August 2016


data sketches’ August month


Excel, R, Sketch/Illustrator, D3.js


All medals from 2008 and earlier come from this article, all from 2012 from this article and 2016 I added manually. Note that I had to clean up both articles for several wrong/missing medals.


More than 5000 Olympic events have had a winner in the Summer Olympics since the first games of 1896. In “Olympic Feathers” you can investigate to see how each of these medals has been won in the 56 different sporting disciplines that have competed at the games, of which 41 are still held at Rio 2016.
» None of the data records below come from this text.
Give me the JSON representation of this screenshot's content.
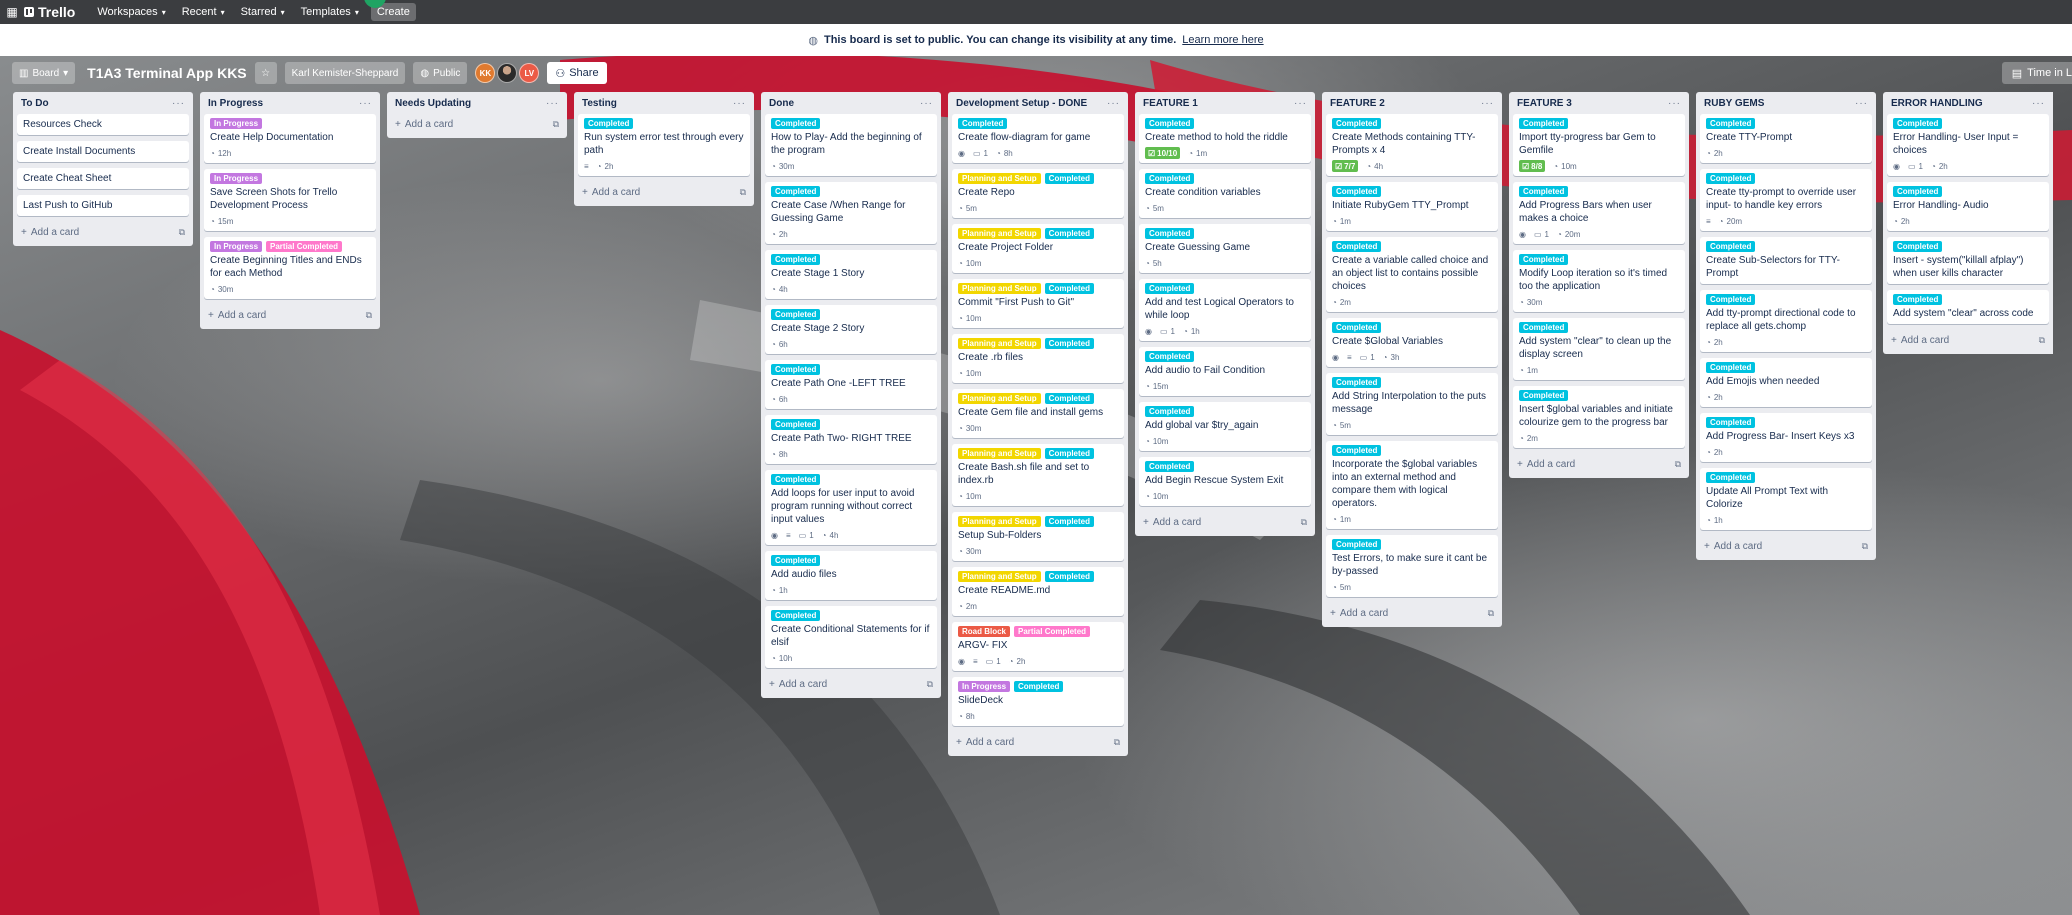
{
  "colors": {
    "Completed": "#00c2e0",
    "In Progress": "#c377e0",
    "Partial Completed": "#ff78cb",
    "Planning and Setup": "#f2d600",
    "Road Block": "#eb5a46"
  },
  "topnav": {
    "brand": "Trello",
    "menus": [
      "Workspaces",
      "Recent",
      "Starred",
      "Templates"
    ],
    "create": "Create"
  },
  "notice": {
    "message": "This board is set to public. You can change its visibility at any time.",
    "link": "Learn more here"
  },
  "board": {
    "view": "Board",
    "title": "T1A3 Terminal App KKS",
    "workspace": "Karl Kemister-Sheppard",
    "visibility": "Public",
    "avatars": [
      "KK",
      "",
      "LV"
    ],
    "avatar_colors": [
      "#e07a2f",
      "",
      "#eb5a46"
    ],
    "share": "Share",
    "time_in": "Time in L"
  },
  "add_card_label": "Add a card",
  "lists": [
    {
      "title": "To Do",
      "cards": [
        {
          "title": "Resources Check"
        },
        {
          "title": "Create Install Documents"
        },
        {
          "title": "Create Cheat Sheet"
        },
        {
          "title": "Last Push to GitHub"
        }
      ]
    },
    {
      "title": "In Progress",
      "cards": [
        {
          "labels": [
            "In Progress"
          ],
          "title": "Create Help Documentation",
          "badges": [
            {
              "icon": "clock",
              "text": "12h"
            }
          ]
        },
        {
          "labels": [
            "In Progress"
          ],
          "title": "Save Screen Shots for Trello Development Process",
          "badges": [
            {
              "icon": "clock",
              "text": "15m"
            }
          ]
        },
        {
          "labels": [
            "In Progress",
            "Partial Completed"
          ],
          "title": "Create Beginning Titles and ENDs for each Method",
          "badges": [
            {
              "icon": "clock",
              "text": "30m"
            }
          ]
        }
      ]
    },
    {
      "title": "Needs Updating",
      "cards": []
    },
    {
      "title": "Testing",
      "cards": [
        {
          "labels": [
            "Completed"
          ],
          "title": "Run system error test through every path",
          "badges": [
            {
              "icon": "desc",
              "text": ""
            },
            {
              "icon": "clock",
              "text": "2h"
            }
          ]
        }
      ]
    },
    {
      "title": "Done",
      "cards": [
        {
          "labels": [
            "Completed"
          ],
          "title": "How to Play- Add the beginning of the program",
          "badges": [
            {
              "icon": "clock",
              "text": "30m"
            }
          ]
        },
        {
          "labels": [
            "Completed"
          ],
          "title": "Create Case /When Range for Guessing Game",
          "badges": [
            {
              "icon": "clock",
              "text": "2h"
            }
          ]
        },
        {
          "labels": [
            "Completed"
          ],
          "title": "Create Stage 1 Story",
          "badges": [
            {
              "icon": "clock",
              "text": "4h"
            }
          ]
        },
        {
          "labels": [
            "Completed"
          ],
          "title": "Create Stage 2 Story",
          "badges": [
            {
              "icon": "clock",
              "text": "6h"
            }
          ]
        },
        {
          "labels": [
            "Completed"
          ],
          "title": "Create Path One -LEFT TREE",
          "badges": [
            {
              "icon": "clock",
              "text": "6h"
            }
          ]
        },
        {
          "labels": [
            "Completed"
          ],
          "title": "Create Path Two- RIGHT TREE",
          "badges": [
            {
              "icon": "clock",
              "text": "8h"
            }
          ]
        },
        {
          "labels": [
            "Completed"
          ],
          "title": "Add loops for user input to avoid program running without correct input values",
          "badges": [
            {
              "icon": "eye",
              "text": ""
            },
            {
              "icon": "desc",
              "text": ""
            },
            {
              "icon": "comment",
              "text": "1"
            },
            {
              "icon": "clock",
              "text": "4h"
            }
          ]
        },
        {
          "labels": [
            "Completed"
          ],
          "title": "Add audio files",
          "badges": [
            {
              "icon": "clock",
              "text": "1h"
            }
          ]
        },
        {
          "labels": [
            "Completed"
          ],
          "title": "Create Conditional Statements for if elsif",
          "badges": [
            {
              "icon": "clock",
              "text": "10h"
            }
          ]
        }
      ]
    },
    {
      "title": "Development Setup - DONE",
      "cards": [
        {
          "labels": [
            "Completed"
          ],
          "title": "Create flow-diagram for game",
          "badges": [
            {
              "icon": "eye",
              "text": ""
            },
            {
              "icon": "comment",
              "text": "1"
            },
            {
              "icon": "clock",
              "text": "8h"
            }
          ]
        },
        {
          "labels": [
            "Planning and Setup",
            "Completed"
          ],
          "title": "Create Repo",
          "badges": [
            {
              "icon": "clock",
              "text": "5m"
            }
          ]
        },
        {
          "labels": [
            "Planning and Setup",
            "Completed"
          ],
          "title": "Create Project Folder",
          "badges": [
            {
              "icon": "clock",
              "text": "10m"
            }
          ]
        },
        {
          "labels": [
            "Planning and Setup",
            "Completed"
          ],
          "title": "Commit \"First Push to Git\"",
          "badges": [
            {
              "icon": "clock",
              "text": "10m"
            }
          ]
        },
        {
          "labels": [
            "Planning and Setup",
            "Completed"
          ],
          "title": "Create .rb files",
          "badges": [
            {
              "icon": "clock",
              "text": "10m"
            }
          ]
        },
        {
          "labels": [
            "Planning and Setup",
            "Completed"
          ],
          "title": "Create Gem file and install gems",
          "badges": [
            {
              "icon": "clock",
              "text": "30m"
            }
          ]
        },
        {
          "labels": [
            "Planning and Setup",
            "Completed"
          ],
          "title": "Create Bash.sh file and set to index.rb",
          "badges": [
            {
              "icon": "clock",
              "text": "10m"
            }
          ]
        },
        {
          "labels": [
            "Planning and Setup",
            "Completed"
          ],
          "title": "Setup Sub-Folders",
          "badges": [
            {
              "icon": "clock",
              "text": "30m"
            }
          ]
        },
        {
          "labels": [
            "Planning and Setup",
            "Completed"
          ],
          "title": "Create README.md",
          "badges": [
            {
              "icon": "clock",
              "text": "2m"
            }
          ]
        },
        {
          "labels": [
            "Road Block",
            "Partial Completed"
          ],
          "title": "ARGV- FIX",
          "badges": [
            {
              "icon": "eye",
              "text": ""
            },
            {
              "icon": "desc",
              "text": ""
            },
            {
              "icon": "comment",
              "text": "1"
            },
            {
              "icon": "clock",
              "text": "2h"
            }
          ]
        },
        {
          "labels": [
            "In Progress",
            "Completed"
          ],
          "title": "SlideDeck",
          "badges": [
            {
              "icon": "clock",
              "text": "8h"
            }
          ]
        }
      ]
    },
    {
      "title": "FEATURE 1",
      "cards": [
        {
          "labels": [
            "Completed"
          ],
          "title": "Create method to hold the riddle",
          "badges": [
            {
              "icon": "check",
              "text": "10/10"
            },
            {
              "icon": "clock",
              "text": "1m"
            }
          ]
        },
        {
          "labels": [
            "Completed"
          ],
          "title": "Create condition variables",
          "badges": [
            {
              "icon": "clock",
              "text": "5m"
            }
          ]
        },
        {
          "labels": [
            "Completed"
          ],
          "title": "Create Guessing Game",
          "badges": [
            {
              "icon": "clock",
              "text": "5h"
            }
          ]
        },
        {
          "labels": [
            "Completed"
          ],
          "title": "Add and test Logical Operators to while loop",
          "badges": [
            {
              "icon": "eye",
              "text": ""
            },
            {
              "icon": "comment",
              "text": "1"
            },
            {
              "icon": "clock",
              "text": "1h"
            }
          ]
        },
        {
          "labels": [
            "Completed"
          ],
          "title": "Add audio to Fail Condition",
          "badges": [
            {
              "icon": "clock",
              "text": "15m"
            }
          ]
        },
        {
          "labels": [
            "Completed"
          ],
          "title": "Add global var $try_again",
          "badges": [
            {
              "icon": "clock",
              "text": "10m"
            }
          ]
        },
        {
          "labels": [
            "Completed"
          ],
          "title": "Add Begin Rescue System Exit",
          "badges": [
            {
              "icon": "clock",
              "text": "10m"
            }
          ]
        }
      ]
    },
    {
      "title": "FEATURE 2",
      "cards": [
        {
          "labels": [
            "Completed"
          ],
          "title": "Create Methods containing TTY-Prompts x 4",
          "badges": [
            {
              "icon": "check",
              "text": "7/7"
            },
            {
              "icon": "clock",
              "text": "4h"
            }
          ]
        },
        {
          "labels": [
            "Completed"
          ],
          "title": "Initiate RubyGem TTY_Prompt",
          "badges": [
            {
              "icon": "clock",
              "text": "1m"
            }
          ]
        },
        {
          "labels": [
            "Completed"
          ],
          "title": "Create a variable called choice and an object list to contains possible choices",
          "badges": [
            {
              "icon": "clock",
              "text": "2m"
            }
          ]
        },
        {
          "labels": [
            "Completed"
          ],
          "title": "Create $Global Variables",
          "badges": [
            {
              "icon": "eye",
              "text": ""
            },
            {
              "icon": "desc",
              "text": ""
            },
            {
              "icon": "comment",
              "text": "1"
            },
            {
              "icon": "clock",
              "text": "3h"
            }
          ]
        },
        {
          "labels": [
            "Completed"
          ],
          "title": "Add String Interpolation to the puts message",
          "badges": [
            {
              "icon": "clock",
              "text": "5m"
            }
          ]
        },
        {
          "labels": [
            "Completed"
          ],
          "title": "Incorporate the $global variables into an external method and compare them with logical operators.",
          "badges": [
            {
              "icon": "clock",
              "text": "1m"
            }
          ]
        },
        {
          "labels": [
            "Completed"
          ],
          "title": "Test Errors, to make sure it cant be by-passed",
          "badges": [
            {
              "icon": "clock",
              "text": "5m"
            }
          ]
        }
      ]
    },
    {
      "title": "FEATURE 3",
      "cards": [
        {
          "labels": [
            "Completed"
          ],
          "title": "Import tty-progress bar Gem to Gemfile",
          "badges": [
            {
              "icon": "check",
              "text": "8/8"
            },
            {
              "icon": "clock",
              "text": "10m"
            }
          ]
        },
        {
          "labels": [
            "Completed"
          ],
          "title": "Add Progress Bars when user makes a choice",
          "badges": [
            {
              "icon": "eye",
              "text": ""
            },
            {
              "icon": "comment",
              "text": "1"
            },
            {
              "icon": "clock",
              "text": "20m"
            }
          ]
        },
        {
          "labels": [
            "Completed"
          ],
          "title": "Modify Loop iteration so it's timed too the application",
          "badges": [
            {
              "icon": "clock",
              "text": "30m"
            }
          ]
        },
        {
          "labels": [
            "Completed"
          ],
          "title": "Add system \"clear\" to clean up the display screen",
          "badges": [
            {
              "icon": "clock",
              "text": "1m"
            }
          ]
        },
        {
          "labels": [
            "Completed"
          ],
          "title": "Insert $global variables and initiate colourize gem to the progress bar",
          "badges": [
            {
              "icon": "clock",
              "text": "2m"
            }
          ]
        }
      ]
    },
    {
      "title": "RUBY GEMS",
      "cards": [
        {
          "labels": [
            "Completed"
          ],
          "title": "Create TTY-Prompt",
          "badges": [
            {
              "icon": "clock",
              "text": "2h"
            }
          ]
        },
        {
          "labels": [
            "Completed"
          ],
          "title": "Create tty-prompt to override user input- to handle key errors",
          "badges": [
            {
              "icon": "desc",
              "text": ""
            },
            {
              "icon": "clock",
              "text": "20m"
            }
          ]
        },
        {
          "labels": [
            "Completed"
          ],
          "title": "Create Sub-Selectors for TTY-Prompt",
          "badges": []
        },
        {
          "labels": [
            "Completed"
          ],
          "title": "Add tty-prompt directional code to replace all gets.chomp",
          "badges": [
            {
              "icon": "clock",
              "text": "2h"
            }
          ]
        },
        {
          "labels": [
            "Completed"
          ],
          "title": "Add Emojis when needed",
          "badges": [
            {
              "icon": "clock",
              "text": "2h"
            }
          ]
        },
        {
          "labels": [
            "Completed"
          ],
          "title": "Add Progress Bar- Insert Keys x3",
          "badges": [
            {
              "icon": "clock",
              "text": "2h"
            }
          ]
        },
        {
          "labels": [
            "Completed"
          ],
          "title": "Update All Prompt Text with Colorize",
          "badges": [
            {
              "icon": "clock",
              "text": "1h"
            }
          ]
        }
      ]
    },
    {
      "title": "ERROR HANDLING",
      "cards": [
        {
          "labels": [
            "Completed"
          ],
          "title": "Error Handling- User Input = choices",
          "badges": [
            {
              "icon": "eye",
              "text": ""
            },
            {
              "icon": "comment",
              "text": "1"
            },
            {
              "icon": "clock",
              "text": "2h"
            }
          ]
        },
        {
          "labels": [
            "Completed"
          ],
          "title": "Error Handling- Audio",
          "badges": [
            {
              "icon": "clock",
              "text": "2h"
            }
          ]
        },
        {
          "labels": [
            "Completed"
          ],
          "title": "Insert - system(\"killall afplay\") when user kills character",
          "badges": []
        },
        {
          "labels": [
            "Completed"
          ],
          "title": "Add system \"clear\" across code",
          "badges": []
        }
      ]
    }
  ]
}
Each circle represents a grouping of several different (but approximately) similar themed sports, such as water or ball sports. The editions of the Olympic Games are the rings radiating outward, with the oldest in the center and 2016 at the outer edge. Each slice within a circle is one sporting discipline, with female events on the reddish half and the male events on the blue half. Finally, each medal is given the color of the continent in which the country lies that won (e.g. Europe is blue).
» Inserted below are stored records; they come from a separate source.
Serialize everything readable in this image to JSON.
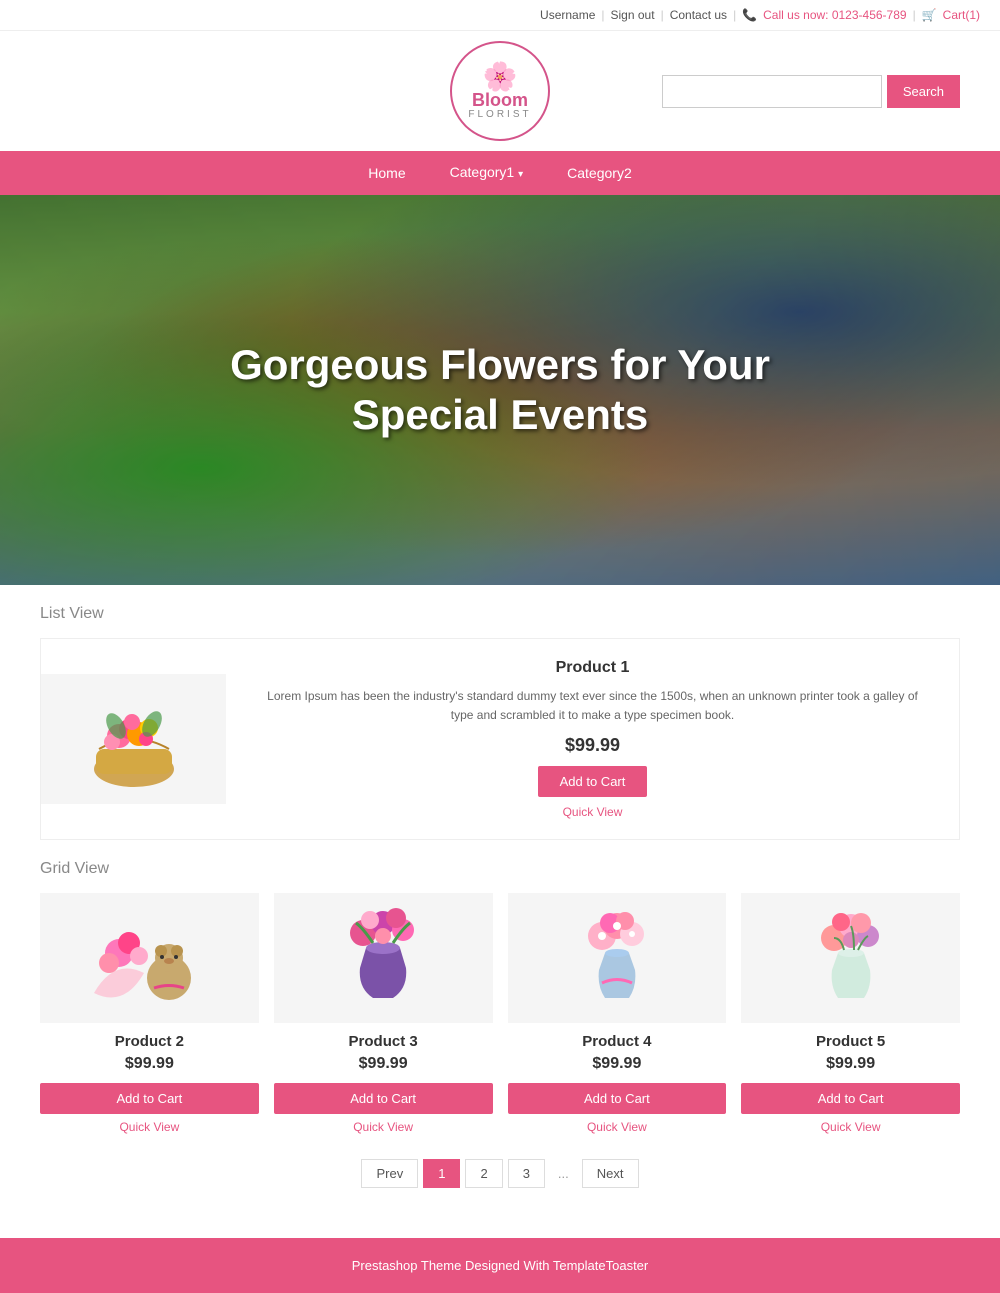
{
  "topbar": {
    "username": "Username",
    "signout": "Sign out",
    "contact": "Contact us",
    "phone_icon": "📞",
    "phone": "Call us now: 0123-456-789",
    "cart_icon": "🛒",
    "cart": "Cart(1)"
  },
  "logo": {
    "flowers": "🌸🌺🌿",
    "name": "Bloom",
    "sub": "FLORIST"
  },
  "search": {
    "placeholder": "",
    "button": "Search"
  },
  "nav": {
    "home": "Home",
    "cat1": "Category1",
    "cat2": "Category2"
  },
  "hero": {
    "line1": "Gorgeous Flowers for Your",
    "line2": "Special Events"
  },
  "list_label": "List View",
  "grid_label": "Grid View",
  "product1": {
    "name": "Product 1",
    "desc": "Lorem Ipsum has been the industry's standard dummy text ever since the 1500s, when an unknown printer took a galley of type and scrambled it to make a type specimen book.",
    "price": "$99.99",
    "add_cart": "Add to Cart",
    "quick_view": "Quick View",
    "emoji": "🌸🧺"
  },
  "grid_products": [
    {
      "name": "Product 2",
      "price": "$99.99",
      "add_cart": "Add to Cart",
      "quick_view": "Quick View",
      "emoji": "🌹🧸"
    },
    {
      "name": "Product 3",
      "price": "$99.99",
      "add_cart": "Add to Cart",
      "quick_view": "Quick View",
      "emoji": "💐"
    },
    {
      "name": "Product 4",
      "price": "$99.99",
      "add_cart": "Add to Cart",
      "quick_view": "Quick View",
      "emoji": "🌷"
    },
    {
      "name": "Product 5",
      "price": "$99.99",
      "add_cart": "Add to Cart",
      "quick_view": "Quick View",
      "emoji": "🌸"
    }
  ],
  "pagination": {
    "prev": "Prev",
    "pages": [
      "1",
      "2",
      "3"
    ],
    "dots": "...",
    "next": "Next"
  },
  "footer": {
    "text": "Prestashop Theme Designed With TemplateToaster"
  }
}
In the week before the Olympics started in Rio, I had an idea for a visualization. Something about all the medal winners since the very first Olympic Games in 1896. I thought there would be more than enough datasets about the medallists, but was surprised to find only one (created by the Guardian). Eventually, the data preparation took about 12 hours and then about 15 minutes each day during the Olympics to update the medal dataset with the previous day’s winners.

My first design concept was to visualize each of the 56 disciplines that have been competing at the Olympics as a “feather” and use the inside of the feather to place all of the medals according to the edition and gender. The feather shape didn’t make the final cut, but the name Olympic Feathers never changed. All of the coding happened in the first week of the Olympics. My days looked very similar then; after my normal working day I came home, put on the Olympics, made & ate dinner, started coding with the Olympics on the background until it was past my bedtime and at some point managed to go to bed. A colleague at work then, Jeroen de Lange, who is the creative director at Adyen, helped me to get the design to the next level. With nice typographic layouts and advice to improve the overall look (and killing some of my darlings, which were for the better). It was quite a tiring week, but it was so much fun to code and learn many things from the data and visualization that I never knew about the Olympics. It’s a visualization that takes a bit of time to understand, but once you do there are loads of interesting facts to find. Just the way I like to make them.

You can read more about the data preparation, design and coding on the data sketches August write-up.